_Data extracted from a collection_
====
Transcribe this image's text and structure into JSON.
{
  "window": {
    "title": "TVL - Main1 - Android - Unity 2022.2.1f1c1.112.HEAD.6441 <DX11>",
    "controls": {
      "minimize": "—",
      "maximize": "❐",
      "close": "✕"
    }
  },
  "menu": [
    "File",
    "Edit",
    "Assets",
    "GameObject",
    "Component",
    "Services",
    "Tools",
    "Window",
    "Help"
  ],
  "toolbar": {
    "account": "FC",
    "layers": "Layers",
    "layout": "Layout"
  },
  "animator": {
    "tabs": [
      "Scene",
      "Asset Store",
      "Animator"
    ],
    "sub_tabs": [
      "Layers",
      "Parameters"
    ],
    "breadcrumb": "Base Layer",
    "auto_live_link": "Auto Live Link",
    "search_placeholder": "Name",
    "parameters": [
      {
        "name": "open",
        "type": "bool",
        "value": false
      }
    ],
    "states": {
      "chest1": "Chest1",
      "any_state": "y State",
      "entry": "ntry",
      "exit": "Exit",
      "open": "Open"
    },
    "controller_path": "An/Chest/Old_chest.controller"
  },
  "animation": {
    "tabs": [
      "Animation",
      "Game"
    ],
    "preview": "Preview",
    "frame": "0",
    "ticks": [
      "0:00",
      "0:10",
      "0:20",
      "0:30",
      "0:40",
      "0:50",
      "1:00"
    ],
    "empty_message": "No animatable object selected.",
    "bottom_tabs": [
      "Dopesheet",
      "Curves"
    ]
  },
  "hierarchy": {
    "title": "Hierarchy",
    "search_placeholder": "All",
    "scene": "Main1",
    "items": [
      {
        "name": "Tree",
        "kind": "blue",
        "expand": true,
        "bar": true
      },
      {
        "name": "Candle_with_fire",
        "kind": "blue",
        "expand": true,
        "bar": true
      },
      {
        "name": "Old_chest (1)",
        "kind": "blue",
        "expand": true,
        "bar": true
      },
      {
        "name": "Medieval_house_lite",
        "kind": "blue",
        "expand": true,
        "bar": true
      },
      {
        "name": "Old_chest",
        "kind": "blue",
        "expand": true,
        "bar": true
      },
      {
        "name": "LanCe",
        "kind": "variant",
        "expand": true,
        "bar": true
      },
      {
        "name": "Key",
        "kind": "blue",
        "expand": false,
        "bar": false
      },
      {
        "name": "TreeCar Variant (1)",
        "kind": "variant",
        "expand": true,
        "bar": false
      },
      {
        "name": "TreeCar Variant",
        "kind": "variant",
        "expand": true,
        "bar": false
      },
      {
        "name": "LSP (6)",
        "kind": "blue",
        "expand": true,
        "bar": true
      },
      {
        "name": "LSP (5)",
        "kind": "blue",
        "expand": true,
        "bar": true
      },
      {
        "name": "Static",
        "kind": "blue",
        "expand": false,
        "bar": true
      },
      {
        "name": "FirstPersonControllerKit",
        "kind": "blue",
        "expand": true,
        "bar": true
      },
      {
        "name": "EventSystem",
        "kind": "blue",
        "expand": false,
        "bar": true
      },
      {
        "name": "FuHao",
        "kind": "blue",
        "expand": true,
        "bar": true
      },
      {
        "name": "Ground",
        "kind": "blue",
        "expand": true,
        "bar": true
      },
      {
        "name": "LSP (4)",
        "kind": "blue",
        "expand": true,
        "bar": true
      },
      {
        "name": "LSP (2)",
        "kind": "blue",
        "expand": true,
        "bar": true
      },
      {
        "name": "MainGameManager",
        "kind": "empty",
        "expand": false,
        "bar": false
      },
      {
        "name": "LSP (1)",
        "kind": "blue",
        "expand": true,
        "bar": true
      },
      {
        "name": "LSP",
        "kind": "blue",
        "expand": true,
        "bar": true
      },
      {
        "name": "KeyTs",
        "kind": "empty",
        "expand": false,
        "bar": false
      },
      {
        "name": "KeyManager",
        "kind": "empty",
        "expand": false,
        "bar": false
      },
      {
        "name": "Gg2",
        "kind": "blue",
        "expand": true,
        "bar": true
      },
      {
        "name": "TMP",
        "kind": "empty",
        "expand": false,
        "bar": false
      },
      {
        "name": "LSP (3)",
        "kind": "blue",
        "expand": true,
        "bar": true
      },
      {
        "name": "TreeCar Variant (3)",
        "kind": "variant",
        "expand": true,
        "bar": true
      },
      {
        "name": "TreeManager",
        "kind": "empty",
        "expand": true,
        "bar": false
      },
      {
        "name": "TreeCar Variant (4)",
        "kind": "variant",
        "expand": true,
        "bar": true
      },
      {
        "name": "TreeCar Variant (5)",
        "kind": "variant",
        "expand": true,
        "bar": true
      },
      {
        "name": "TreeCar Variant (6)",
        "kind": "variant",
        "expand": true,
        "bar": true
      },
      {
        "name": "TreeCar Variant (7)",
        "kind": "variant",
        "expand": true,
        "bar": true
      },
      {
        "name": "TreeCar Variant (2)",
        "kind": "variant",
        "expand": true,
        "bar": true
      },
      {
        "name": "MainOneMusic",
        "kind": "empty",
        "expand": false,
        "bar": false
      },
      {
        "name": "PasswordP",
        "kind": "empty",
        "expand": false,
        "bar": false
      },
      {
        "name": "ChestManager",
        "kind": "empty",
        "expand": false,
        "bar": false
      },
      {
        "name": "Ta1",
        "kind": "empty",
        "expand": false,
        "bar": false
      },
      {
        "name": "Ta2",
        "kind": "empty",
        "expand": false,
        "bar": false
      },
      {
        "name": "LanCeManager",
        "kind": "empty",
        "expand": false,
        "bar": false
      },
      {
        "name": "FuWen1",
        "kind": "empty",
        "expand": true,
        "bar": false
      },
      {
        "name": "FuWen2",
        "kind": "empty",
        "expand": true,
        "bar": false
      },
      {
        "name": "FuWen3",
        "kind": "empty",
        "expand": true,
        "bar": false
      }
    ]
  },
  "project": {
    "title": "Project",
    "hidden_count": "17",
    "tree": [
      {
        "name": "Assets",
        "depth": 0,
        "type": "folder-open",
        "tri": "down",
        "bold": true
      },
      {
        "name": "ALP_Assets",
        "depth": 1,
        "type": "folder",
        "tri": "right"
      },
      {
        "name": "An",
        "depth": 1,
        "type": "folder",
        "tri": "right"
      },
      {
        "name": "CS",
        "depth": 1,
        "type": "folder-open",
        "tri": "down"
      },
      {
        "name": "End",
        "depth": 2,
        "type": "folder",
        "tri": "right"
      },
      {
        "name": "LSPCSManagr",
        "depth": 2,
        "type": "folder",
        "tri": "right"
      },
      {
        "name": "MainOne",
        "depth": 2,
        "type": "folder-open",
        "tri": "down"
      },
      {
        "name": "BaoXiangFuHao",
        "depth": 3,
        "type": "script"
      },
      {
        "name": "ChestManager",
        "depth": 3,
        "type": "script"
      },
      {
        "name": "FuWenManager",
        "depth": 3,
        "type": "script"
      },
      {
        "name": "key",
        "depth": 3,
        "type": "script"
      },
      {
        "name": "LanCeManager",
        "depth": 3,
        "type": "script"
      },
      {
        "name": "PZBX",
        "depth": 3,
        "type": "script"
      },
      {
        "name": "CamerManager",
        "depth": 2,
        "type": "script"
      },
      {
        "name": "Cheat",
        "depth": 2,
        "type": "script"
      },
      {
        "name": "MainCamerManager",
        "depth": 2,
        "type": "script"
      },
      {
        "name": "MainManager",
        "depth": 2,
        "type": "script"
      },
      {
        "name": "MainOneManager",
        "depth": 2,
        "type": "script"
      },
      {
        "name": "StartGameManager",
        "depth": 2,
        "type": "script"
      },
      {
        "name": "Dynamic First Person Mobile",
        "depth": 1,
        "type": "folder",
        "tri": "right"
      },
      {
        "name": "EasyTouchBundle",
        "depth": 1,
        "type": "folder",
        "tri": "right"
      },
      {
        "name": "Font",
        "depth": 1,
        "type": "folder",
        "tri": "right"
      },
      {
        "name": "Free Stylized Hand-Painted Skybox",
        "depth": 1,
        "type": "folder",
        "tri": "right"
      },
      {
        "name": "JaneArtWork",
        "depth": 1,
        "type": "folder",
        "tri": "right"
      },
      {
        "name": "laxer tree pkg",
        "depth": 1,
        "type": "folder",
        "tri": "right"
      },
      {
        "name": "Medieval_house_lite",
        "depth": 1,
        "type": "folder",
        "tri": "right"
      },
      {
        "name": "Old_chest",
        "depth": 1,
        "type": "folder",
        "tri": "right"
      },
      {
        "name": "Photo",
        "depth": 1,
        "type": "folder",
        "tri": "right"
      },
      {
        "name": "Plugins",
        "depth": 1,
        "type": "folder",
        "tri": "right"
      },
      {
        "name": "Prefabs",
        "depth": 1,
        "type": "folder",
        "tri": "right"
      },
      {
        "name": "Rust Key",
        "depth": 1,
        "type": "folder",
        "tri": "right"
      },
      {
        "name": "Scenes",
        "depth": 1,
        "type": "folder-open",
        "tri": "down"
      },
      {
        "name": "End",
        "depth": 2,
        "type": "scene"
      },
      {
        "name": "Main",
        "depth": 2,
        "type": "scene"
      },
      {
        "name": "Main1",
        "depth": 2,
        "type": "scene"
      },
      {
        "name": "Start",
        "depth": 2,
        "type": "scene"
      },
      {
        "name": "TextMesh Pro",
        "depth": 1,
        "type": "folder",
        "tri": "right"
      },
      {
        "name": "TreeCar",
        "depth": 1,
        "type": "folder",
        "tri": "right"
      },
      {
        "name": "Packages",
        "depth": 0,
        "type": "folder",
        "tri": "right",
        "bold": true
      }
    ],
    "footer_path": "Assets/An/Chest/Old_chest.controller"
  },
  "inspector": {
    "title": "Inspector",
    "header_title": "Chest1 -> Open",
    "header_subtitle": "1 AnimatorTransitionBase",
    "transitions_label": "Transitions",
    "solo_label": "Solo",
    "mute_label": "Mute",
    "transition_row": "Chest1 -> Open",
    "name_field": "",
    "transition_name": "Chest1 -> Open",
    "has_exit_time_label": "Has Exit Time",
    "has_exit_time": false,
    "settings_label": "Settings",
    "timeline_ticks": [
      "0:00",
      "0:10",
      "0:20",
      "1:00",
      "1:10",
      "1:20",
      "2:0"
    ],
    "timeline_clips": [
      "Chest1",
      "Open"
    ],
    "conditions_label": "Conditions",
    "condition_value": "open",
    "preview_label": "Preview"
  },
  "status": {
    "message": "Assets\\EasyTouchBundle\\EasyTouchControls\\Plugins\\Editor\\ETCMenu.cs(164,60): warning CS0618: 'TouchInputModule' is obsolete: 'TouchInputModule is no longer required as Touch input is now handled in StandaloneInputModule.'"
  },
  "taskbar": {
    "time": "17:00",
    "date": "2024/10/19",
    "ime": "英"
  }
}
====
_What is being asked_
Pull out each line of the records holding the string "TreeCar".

_Expected answer_
        "name": "TreeCar Variant (1)",
        "name": "TreeCar Variant",
        "name": "TreeCar Variant (3)",
        "name": "TreeCar Variant (4)",
        "name": "TreeCar Variant (5)",
        "name": "TreeCar Variant (6)",
        "name": "TreeCar Variant (7)",
        "name": "TreeCar Variant (2)",
        "name": "TreeCar",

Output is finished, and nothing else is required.